“My research focuses on preventive health and health disparities,” Professor Fleary told me. “The two critical periods that are very receptive to developing preventive behaviors are early childhood and adolescence. I’ve found that in these periods, individuals respond well to health habits around physical activity, nutrition, and sleep.”
When Professor Fleary started delving deeper into her research, I found myself mentally mapping out my schedule for next semester to see if I had time to work in her lab. One of the unique benefits of having the clinical background that Professor Fleary has is being able to do applied, intervention driven research.
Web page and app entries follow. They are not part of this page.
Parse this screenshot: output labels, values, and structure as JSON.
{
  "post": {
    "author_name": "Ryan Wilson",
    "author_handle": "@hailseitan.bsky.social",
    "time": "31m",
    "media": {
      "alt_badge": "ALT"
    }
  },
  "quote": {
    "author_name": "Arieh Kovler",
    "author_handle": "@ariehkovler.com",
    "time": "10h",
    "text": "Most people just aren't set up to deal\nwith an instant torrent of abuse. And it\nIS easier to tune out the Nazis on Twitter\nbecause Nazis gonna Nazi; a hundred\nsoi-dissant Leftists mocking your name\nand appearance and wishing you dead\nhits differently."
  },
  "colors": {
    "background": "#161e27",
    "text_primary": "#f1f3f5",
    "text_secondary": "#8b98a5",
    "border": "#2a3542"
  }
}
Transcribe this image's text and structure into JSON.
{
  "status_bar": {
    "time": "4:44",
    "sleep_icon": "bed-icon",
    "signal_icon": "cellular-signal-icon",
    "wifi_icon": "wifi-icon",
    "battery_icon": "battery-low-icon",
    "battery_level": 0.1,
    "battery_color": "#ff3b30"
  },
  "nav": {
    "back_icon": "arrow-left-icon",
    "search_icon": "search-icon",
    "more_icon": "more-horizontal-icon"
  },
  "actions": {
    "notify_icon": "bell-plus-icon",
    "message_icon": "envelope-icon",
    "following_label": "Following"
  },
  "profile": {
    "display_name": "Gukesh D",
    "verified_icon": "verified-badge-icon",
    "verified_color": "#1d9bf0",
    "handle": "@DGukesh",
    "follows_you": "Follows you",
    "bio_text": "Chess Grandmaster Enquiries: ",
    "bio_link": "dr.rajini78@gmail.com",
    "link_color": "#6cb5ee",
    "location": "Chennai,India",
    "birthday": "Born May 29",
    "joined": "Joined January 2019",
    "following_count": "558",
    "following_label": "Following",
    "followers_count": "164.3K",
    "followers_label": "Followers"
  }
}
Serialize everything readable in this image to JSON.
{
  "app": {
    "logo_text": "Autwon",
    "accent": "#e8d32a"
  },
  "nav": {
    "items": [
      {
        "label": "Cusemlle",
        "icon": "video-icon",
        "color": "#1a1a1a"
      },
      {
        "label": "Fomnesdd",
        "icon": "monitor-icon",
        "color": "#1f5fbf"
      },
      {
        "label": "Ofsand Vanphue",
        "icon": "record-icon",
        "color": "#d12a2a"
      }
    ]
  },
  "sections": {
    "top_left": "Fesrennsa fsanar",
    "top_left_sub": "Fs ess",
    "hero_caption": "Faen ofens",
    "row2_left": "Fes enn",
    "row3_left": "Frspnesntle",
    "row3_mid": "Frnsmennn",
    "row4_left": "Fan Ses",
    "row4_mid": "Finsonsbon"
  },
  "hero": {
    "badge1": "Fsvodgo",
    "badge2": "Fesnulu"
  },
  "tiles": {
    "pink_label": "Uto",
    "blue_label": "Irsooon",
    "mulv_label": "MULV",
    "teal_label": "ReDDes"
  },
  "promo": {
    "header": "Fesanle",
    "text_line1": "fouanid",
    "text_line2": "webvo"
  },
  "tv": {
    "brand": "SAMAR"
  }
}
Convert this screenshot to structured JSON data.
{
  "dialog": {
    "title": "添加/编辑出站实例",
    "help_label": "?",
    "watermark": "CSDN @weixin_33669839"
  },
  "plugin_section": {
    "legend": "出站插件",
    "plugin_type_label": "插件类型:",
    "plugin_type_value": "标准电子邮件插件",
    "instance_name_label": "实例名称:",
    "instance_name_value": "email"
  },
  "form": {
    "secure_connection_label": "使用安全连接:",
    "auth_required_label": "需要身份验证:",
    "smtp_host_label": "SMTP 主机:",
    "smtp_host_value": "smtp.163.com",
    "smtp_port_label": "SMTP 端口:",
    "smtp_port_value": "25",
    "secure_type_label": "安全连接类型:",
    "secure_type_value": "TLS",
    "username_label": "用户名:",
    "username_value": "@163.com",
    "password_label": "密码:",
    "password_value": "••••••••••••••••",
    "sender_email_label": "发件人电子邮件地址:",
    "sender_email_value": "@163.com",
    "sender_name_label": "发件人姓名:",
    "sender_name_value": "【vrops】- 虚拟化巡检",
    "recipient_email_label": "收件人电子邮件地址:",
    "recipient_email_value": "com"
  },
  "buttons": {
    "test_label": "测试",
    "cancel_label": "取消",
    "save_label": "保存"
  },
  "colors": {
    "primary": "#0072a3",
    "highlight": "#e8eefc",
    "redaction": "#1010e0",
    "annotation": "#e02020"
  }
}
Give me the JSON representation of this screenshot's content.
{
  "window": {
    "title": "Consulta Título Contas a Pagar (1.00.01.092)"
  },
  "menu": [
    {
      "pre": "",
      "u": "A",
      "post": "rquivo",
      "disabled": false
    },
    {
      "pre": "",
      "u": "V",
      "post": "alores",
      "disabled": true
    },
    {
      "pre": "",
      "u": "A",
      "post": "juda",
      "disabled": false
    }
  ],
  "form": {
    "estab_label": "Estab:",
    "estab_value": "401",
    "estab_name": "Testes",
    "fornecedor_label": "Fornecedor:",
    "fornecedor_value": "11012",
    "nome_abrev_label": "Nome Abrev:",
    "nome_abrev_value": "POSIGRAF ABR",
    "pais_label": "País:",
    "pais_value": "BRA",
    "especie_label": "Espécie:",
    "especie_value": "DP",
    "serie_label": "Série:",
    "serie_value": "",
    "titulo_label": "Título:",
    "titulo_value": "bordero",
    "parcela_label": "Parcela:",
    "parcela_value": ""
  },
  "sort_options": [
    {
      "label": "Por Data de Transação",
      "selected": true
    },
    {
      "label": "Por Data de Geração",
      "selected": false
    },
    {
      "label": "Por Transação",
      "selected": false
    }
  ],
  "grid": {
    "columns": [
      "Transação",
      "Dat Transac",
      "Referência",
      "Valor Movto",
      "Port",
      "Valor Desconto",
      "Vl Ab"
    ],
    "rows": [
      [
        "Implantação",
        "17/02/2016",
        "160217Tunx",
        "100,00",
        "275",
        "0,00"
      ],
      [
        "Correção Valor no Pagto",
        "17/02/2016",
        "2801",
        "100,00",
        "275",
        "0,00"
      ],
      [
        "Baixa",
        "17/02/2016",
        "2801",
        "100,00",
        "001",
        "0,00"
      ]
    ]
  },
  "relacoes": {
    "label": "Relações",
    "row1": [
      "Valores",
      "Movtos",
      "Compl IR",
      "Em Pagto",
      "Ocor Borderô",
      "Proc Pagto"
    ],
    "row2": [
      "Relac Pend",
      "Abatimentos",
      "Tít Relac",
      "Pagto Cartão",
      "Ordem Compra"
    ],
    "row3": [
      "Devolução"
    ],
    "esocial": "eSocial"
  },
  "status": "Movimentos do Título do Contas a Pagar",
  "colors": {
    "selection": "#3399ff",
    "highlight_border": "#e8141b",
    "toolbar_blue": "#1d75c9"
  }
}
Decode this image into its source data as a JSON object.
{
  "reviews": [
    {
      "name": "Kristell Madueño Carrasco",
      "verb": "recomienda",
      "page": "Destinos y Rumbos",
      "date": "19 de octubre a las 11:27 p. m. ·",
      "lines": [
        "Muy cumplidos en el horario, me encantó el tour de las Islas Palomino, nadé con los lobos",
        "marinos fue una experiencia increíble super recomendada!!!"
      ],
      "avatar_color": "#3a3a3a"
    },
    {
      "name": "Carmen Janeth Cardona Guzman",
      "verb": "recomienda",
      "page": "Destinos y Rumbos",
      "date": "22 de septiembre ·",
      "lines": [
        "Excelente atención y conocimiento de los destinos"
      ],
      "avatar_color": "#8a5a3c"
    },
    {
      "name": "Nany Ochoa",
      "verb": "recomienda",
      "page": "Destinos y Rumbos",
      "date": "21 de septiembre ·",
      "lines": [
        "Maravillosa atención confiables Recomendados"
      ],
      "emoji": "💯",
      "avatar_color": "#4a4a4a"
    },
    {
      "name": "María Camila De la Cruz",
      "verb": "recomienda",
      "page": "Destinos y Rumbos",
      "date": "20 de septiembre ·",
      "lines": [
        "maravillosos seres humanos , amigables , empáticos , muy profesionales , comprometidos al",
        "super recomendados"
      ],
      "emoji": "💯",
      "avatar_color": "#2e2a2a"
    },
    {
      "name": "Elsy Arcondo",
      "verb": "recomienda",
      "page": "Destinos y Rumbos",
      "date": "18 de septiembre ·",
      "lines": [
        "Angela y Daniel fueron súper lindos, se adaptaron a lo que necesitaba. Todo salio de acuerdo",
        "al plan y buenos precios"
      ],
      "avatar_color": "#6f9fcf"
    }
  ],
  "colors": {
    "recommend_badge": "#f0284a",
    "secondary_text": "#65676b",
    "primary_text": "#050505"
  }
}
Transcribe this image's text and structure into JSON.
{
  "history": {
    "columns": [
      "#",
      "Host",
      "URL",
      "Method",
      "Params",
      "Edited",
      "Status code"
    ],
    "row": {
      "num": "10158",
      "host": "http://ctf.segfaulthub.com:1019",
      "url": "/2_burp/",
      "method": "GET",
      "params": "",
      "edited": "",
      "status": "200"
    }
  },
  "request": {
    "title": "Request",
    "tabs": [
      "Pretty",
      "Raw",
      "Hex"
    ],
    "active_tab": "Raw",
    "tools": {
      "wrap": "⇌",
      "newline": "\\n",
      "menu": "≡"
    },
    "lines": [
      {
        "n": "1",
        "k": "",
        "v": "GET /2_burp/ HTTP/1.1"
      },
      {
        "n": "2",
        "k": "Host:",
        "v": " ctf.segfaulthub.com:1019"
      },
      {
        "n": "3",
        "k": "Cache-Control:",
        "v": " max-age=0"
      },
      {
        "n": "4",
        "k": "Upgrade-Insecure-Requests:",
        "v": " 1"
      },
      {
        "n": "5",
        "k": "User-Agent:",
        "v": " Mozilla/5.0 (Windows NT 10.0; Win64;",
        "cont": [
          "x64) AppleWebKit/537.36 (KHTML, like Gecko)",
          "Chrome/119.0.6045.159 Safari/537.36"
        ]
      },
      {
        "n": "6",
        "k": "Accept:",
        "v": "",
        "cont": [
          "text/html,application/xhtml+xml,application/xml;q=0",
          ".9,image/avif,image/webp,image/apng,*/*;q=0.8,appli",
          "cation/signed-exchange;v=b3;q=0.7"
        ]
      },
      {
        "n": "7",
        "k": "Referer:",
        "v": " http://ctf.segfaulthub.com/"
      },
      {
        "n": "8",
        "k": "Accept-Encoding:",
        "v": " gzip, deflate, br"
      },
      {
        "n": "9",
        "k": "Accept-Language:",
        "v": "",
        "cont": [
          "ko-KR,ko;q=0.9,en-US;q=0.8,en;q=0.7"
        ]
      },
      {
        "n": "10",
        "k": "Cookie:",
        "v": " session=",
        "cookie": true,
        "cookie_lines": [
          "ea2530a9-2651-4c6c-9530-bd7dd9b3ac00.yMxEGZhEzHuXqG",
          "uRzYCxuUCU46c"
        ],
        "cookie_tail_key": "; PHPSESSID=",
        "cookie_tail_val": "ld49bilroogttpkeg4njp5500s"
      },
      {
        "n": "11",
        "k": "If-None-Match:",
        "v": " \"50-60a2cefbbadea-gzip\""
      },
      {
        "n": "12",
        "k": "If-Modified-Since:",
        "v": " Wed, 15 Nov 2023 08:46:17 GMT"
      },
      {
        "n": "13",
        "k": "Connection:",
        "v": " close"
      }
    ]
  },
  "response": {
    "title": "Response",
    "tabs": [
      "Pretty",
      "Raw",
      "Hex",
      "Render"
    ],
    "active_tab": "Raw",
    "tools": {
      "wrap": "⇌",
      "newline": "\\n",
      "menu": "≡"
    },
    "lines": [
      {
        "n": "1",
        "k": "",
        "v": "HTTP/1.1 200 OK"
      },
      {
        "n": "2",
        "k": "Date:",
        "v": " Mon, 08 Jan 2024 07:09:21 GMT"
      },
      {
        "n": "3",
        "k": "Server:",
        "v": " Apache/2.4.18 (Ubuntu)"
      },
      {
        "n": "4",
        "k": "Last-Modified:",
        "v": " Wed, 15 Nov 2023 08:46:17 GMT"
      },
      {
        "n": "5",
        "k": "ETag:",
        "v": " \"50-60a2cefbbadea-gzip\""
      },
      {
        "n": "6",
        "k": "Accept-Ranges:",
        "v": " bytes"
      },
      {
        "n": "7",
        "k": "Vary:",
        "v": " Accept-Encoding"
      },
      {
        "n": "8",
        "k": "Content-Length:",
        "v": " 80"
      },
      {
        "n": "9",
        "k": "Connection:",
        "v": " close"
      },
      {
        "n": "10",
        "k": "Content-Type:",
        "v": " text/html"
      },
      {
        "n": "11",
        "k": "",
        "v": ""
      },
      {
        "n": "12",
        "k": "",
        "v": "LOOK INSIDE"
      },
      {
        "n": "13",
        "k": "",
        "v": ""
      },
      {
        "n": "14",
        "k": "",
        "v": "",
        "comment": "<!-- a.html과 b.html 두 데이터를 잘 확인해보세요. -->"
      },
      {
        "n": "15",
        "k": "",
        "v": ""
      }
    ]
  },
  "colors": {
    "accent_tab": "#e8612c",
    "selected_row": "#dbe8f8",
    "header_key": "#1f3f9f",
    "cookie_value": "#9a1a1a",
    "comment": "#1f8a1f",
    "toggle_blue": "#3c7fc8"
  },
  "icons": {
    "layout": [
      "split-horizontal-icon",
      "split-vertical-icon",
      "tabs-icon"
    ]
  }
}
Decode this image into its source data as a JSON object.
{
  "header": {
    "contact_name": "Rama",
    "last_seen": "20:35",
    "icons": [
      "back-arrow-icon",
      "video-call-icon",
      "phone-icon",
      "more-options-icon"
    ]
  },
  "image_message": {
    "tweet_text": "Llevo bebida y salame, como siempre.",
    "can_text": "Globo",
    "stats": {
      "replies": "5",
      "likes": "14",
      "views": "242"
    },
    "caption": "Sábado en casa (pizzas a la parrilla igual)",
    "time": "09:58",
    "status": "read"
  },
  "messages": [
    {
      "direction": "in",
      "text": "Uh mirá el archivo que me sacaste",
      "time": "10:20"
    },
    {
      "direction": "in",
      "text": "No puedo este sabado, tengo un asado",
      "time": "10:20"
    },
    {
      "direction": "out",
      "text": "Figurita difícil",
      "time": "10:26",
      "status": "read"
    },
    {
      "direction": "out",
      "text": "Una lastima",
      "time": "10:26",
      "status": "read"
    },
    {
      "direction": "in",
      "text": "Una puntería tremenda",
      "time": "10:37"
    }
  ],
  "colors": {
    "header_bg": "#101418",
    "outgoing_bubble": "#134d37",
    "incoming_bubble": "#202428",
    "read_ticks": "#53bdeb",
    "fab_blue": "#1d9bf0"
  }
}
Her latest project focuses on health literacy. The buzzword of health literacy, according to Professor Fleary, is access. “We are teaching people how to access types of health information and how to use it,” she explained. “It is shocking that things like setting up a doctor’s appointment and being an active patient [aren’t] taught in schools.”
“I am in the process of developing a health literacy intervention that I hope will be piloted in high schools,” she told me. “The goal is to have this added to the health curriculum so students will have specific health literacy training. It’s all about learning how to access and use this important information.”
As I sat rapt in our conversation, I wondered what Professor Fleary loved most about teaching at Tufts. She said, “I think that my favorite thing so far is the inquisitiveness of students. I have had students who I have never met before who make appointments with me just so we can sit and talk about my classes and about the research that I am doing.”
These students probably leave their meetings feeling just as I did when our interview ended—awestruck by the power that Professor Fleary’s research could have on the health and knowledge of students across the nation.